Go through the listing and copy each line that has the string "Management" in it.
============================================================
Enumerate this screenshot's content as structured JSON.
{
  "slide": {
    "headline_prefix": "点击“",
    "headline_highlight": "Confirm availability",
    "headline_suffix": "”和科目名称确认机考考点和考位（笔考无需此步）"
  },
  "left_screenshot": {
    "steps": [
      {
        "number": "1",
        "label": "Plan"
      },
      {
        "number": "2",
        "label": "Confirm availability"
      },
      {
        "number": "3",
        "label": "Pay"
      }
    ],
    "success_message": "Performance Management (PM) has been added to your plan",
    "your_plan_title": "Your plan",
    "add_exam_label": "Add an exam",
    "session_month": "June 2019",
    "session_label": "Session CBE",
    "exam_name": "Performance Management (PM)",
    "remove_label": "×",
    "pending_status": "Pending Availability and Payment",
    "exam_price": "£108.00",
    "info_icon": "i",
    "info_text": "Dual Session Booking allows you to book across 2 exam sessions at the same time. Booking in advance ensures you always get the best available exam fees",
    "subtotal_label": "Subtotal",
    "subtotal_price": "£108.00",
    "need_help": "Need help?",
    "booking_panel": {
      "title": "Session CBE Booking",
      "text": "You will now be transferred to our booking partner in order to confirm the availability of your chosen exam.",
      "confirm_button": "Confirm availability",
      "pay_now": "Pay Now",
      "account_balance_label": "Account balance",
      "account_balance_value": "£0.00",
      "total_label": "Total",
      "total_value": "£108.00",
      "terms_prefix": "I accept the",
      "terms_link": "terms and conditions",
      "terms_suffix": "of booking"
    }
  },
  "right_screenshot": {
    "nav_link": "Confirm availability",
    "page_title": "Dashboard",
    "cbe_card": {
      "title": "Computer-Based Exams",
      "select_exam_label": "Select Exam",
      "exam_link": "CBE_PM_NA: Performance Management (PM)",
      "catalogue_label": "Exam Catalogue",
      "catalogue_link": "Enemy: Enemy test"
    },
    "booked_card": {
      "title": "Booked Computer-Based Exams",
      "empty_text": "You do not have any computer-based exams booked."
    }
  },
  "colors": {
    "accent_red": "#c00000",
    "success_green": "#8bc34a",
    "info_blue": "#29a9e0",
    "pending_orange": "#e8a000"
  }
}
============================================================
* _Solution for this problem_:
    "success_message": "Performance Management (PM) has been added to your plan",
    "exam_name": "Performance Management (PM)",
      "exam_link": "CBE_PM_NA: Performance Management (PM)",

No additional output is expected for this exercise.